When the first incipient inflation hits, itwill also likely be a surprise to the Fed, who will note that unemployment is too high for inflation to really take hold (ignoring or excusing the lesson of the 1970s). They will not react before events spiral out of control. They will not be able to take away the 1.1 trillion in excess reserves, because they don’t have quality assets to sell in order to repatriate them. They could sell them at a severe loss to limit the damage, but that would require an admission of a terribly embarrassing fact – that they took junk as collateral – and they are unlikely to do this. The Fed is hampered in many other ways, that Alan Greenspan likely foresaw, as outlined in part II. It now holds debt of longer maturity and lower quality, and lacks the credibility that they could effectively and quickly shrink it. The 1.1 trillion in excess reserves will be loaned into the economy, as will all the other money that has sat on the sidelines. It is possible to get to mass inflation with these factors alone. If the US dollar then collapses, it could cause a secondary effect, that of the whole world synchronously dumping all the dollars they have accumulated over 60 years. The world’s accumulation of these dollars blunted the price effects of past inflation, again with the people responsible no doubt assuring themselves that they had “gotten away” with that past inflation. But if it all reversed, it would only add gasoline to the fire of price inflation. If all the current 2.4 trillion in monetary base makes it into the economy at a multiplier of 5, it would balloon M1 to 9-fold greater than it was pre-crisis. Even at much lower rates of money entering the economy, it is easy to see price inflation hitting the neighborhood of 100%. At that point, what happens is a political decision. The time it takes to collect taxes allows the depreciation of the dollars used to pay those taxes, and costs of programs and wars the government chooses to wage will escalate substantially. The deficits in the federal budget would explode to 70-80% of the budget. If the US government decides that its spending is too important to sideline, and borrows the deficits, the Fed would be forced to buy most of the debt, which will lose its natural market in such a crisis. This will be the last tipping point into hyperinflation. But it is avoidable. It would require retrenchment, severe budget cutting, and a deep depression, but the crisis would be over in a matter of 2 years or so, if past history is a guide.

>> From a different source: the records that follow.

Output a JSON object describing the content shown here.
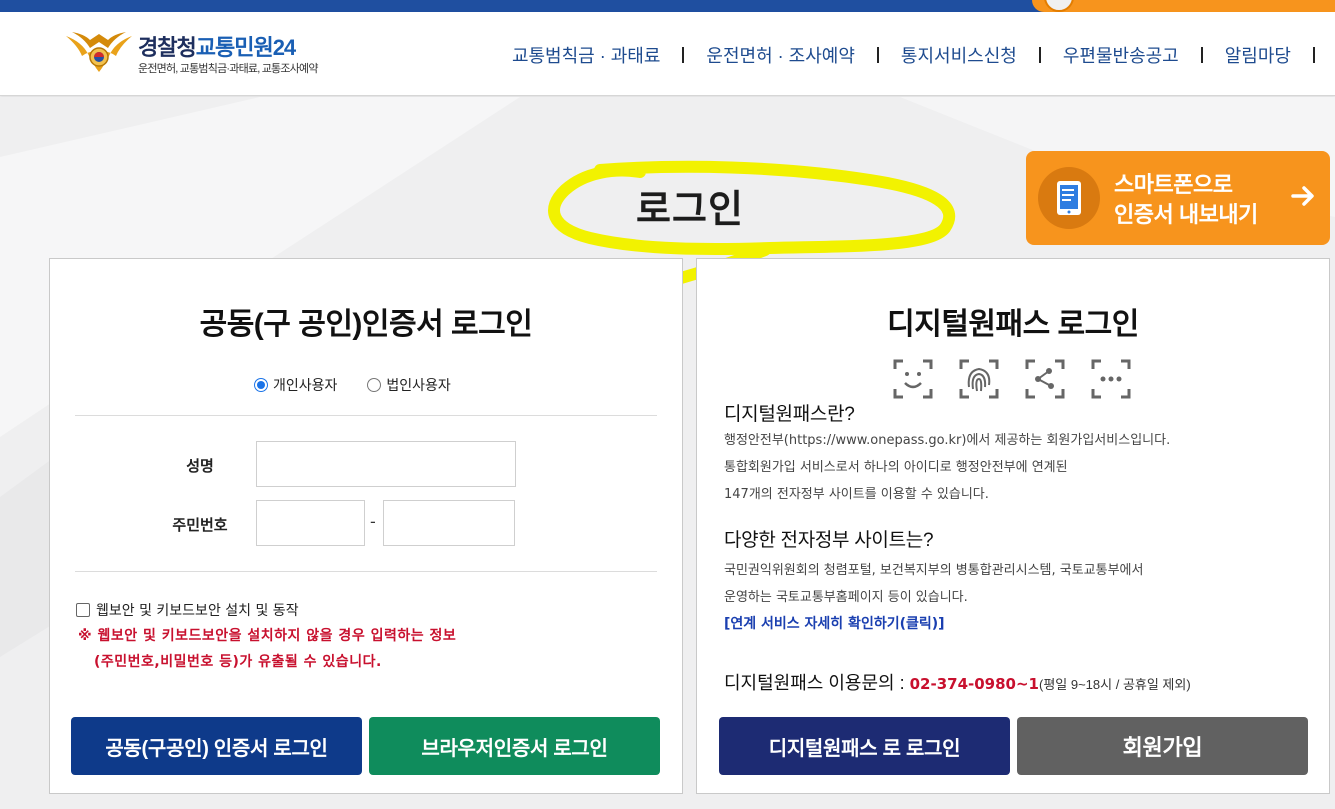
{
  "logo": {
    "title_part1": "경찰청",
    "title_part2": "교통민원24",
    "subtitle": "운전면허, 교통범칙금·과태료, 교통조사예약"
  },
  "nav": {
    "items": [
      {
        "label": "교통범칙금 · 과태료"
      },
      {
        "label": "운전면허 · 조사예약"
      },
      {
        "label": "통지서비스신청"
      },
      {
        "label": "우편물반송공고"
      },
      {
        "label": "알림마당"
      }
    ]
  },
  "page": {
    "title": "로그인"
  },
  "export": {
    "label": "스마트폰으로\n인증서 내보내기"
  },
  "cert_login": {
    "heading": "공동(구 공인)인증서 로그인",
    "radio_personal": "개인사용자",
    "radio_corporate": "법인사용자",
    "name_label": "성명",
    "rrn_label": "주민번호",
    "name_value": "",
    "rrn_front_value": "",
    "rrn_back_value": "",
    "dash": "-",
    "security_checkbox": "웹보안 및 키보드보안 설치 및 동작",
    "warning_line1": "※ 웹보안 및 키보드보안을 설치하지 않을 경우 입력하는 정보",
    "warning_line2": "(주민번호,비밀번호 등)가 유출될 수 있습니다.",
    "btn_cert": "공동(구공인) 인증서 로그인",
    "btn_browser": "브라우저인증서 로그인"
  },
  "onepass": {
    "heading": "디지털원패스 로그인",
    "what_title": "디지털원패스란?",
    "what_lines": [
      "행정안전부(https://www.onepass.go.kr)에서 제공하는 회원가입서비스입니다.",
      "통합회원가입 서비스로서 하나의 아이디로 행정안전부에 연계된",
      "147개의 전자정부 사이트를 이용할 수 있습니다."
    ],
    "sites_title": "다양한 전자정부 사이트는?",
    "sites_lines": [
      "국민권익위원회의 청렴포털, 보건복지부의 병통합관리시스템, 국토교통부에서",
      "운영하는 국토교통부홈페이지 등이 있습니다."
    ],
    "link": "[연계 서비스 자세히 확인하기(클릭)]",
    "contact_label": "디지털원패스 이용문의 : ",
    "contact_phone": "02-374-0980~1",
    "contact_hours": "(평일 9~18시 / 공휴일 제외)",
    "btn_login": "디지털원패스 로 로그인",
    "btn_signup": "회원가입"
  },
  "colors": {
    "header_blue": "#1f4fa0",
    "nav_text": "#1e4b8f",
    "orange": "#f7941d",
    "navy_button": "#0e3a8a",
    "green_button": "#0f8c5c",
    "onepass_button": "#1d2b73",
    "gray_button": "#616161",
    "warning_red": "#c8102e",
    "highlight_yellow": "#f2f200"
  },
  "icons": [
    "police-emblem-icon",
    "smartphone-icon",
    "arrow-right-icon",
    "face-scan-icon",
    "fingerprint-icon",
    "pattern-icon",
    "pin-icon"
  ]
}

In conclusion, deflation is a myth. It is not upon us, other than the correction of seriously overvalued assets which were not in any case considered inflationary when they were appreciating. Even with assets, the Fed will not let the deflation run its natural course, and will continue to inflate money in order to prevent this. At some point, M1 will turn positive, very likely quickly, and the Fed will be first surprised, then powerless, to stop it. Mass inflation will ensue, which will require a deep depression to correct, though that will be preferable to the alternative.